A Mediterranean diet reduces the damage to the small blood vessels in the brain, according to a new study. This is the staple diet of people in the Mediterranean region including Italy and Greece. This diet emphasizes the use of fruits, vegetables, fish, whole grains, legumes, monounsaturated fats, and moderate amounts of alcohol. The use of red meat, saturated fat, and refined grains are very low in this diet.
Mediterranean diet is known to reduce the risk of conditions like heart diseases, metabolic syndrome stroke, and dementia. The present study relates the white matter hypersensitivity volume (WMHV) in the brain to the diet. WMHV is a marker of small blood vessel damage in the brain detected by MRI. Higher levels of WMHV in the brain increase the risk of stroke and dementia.
In a recent study, the researchers analyzed the brain scans and diets of 966 participants with an average age of 72-years-old. The participants who closely followed the Mediterranean diet had low levels of WMHV in the brain when compared to those who did not follow the diet. An increase in the diet score was associated with a corresponding decrease in the WMHV score. This association remained the same even after considering other risk factors, such as smoking, diabetes, high blood pressure, and abnormal cholesterol levels.

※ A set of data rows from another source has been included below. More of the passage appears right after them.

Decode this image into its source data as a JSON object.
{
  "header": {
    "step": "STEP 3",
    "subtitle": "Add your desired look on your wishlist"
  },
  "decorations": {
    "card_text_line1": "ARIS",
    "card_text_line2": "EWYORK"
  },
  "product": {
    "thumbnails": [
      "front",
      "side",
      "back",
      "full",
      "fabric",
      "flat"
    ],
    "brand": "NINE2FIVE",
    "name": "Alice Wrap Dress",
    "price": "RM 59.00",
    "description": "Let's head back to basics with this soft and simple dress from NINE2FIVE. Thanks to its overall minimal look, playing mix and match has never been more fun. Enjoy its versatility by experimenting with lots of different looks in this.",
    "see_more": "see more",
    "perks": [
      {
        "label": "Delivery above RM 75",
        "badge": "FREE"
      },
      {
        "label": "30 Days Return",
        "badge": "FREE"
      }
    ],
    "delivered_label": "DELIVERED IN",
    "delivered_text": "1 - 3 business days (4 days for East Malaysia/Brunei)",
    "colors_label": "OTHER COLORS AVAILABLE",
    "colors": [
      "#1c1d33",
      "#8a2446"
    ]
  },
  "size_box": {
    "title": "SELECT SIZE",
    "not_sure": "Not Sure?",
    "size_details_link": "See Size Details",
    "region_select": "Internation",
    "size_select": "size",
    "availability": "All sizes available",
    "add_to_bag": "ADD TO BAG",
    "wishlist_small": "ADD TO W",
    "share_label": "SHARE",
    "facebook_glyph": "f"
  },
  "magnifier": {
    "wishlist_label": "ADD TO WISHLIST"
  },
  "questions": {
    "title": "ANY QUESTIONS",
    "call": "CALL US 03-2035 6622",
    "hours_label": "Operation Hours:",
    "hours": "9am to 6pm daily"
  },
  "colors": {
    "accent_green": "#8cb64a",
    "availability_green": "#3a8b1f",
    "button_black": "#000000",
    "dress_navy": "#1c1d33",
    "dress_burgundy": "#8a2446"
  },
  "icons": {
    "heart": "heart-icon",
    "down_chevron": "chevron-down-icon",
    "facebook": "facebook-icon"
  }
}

Researchers suggest that it is the ratio of monounsaturated fats to saturate fats that was the most significant factor in the diet. In a contradictory view, researcher Hannah Gardener of the University of Miami Miller School of Medicine and colleagues suggest that it is the overall dietary pattern rather than the individual component that matters.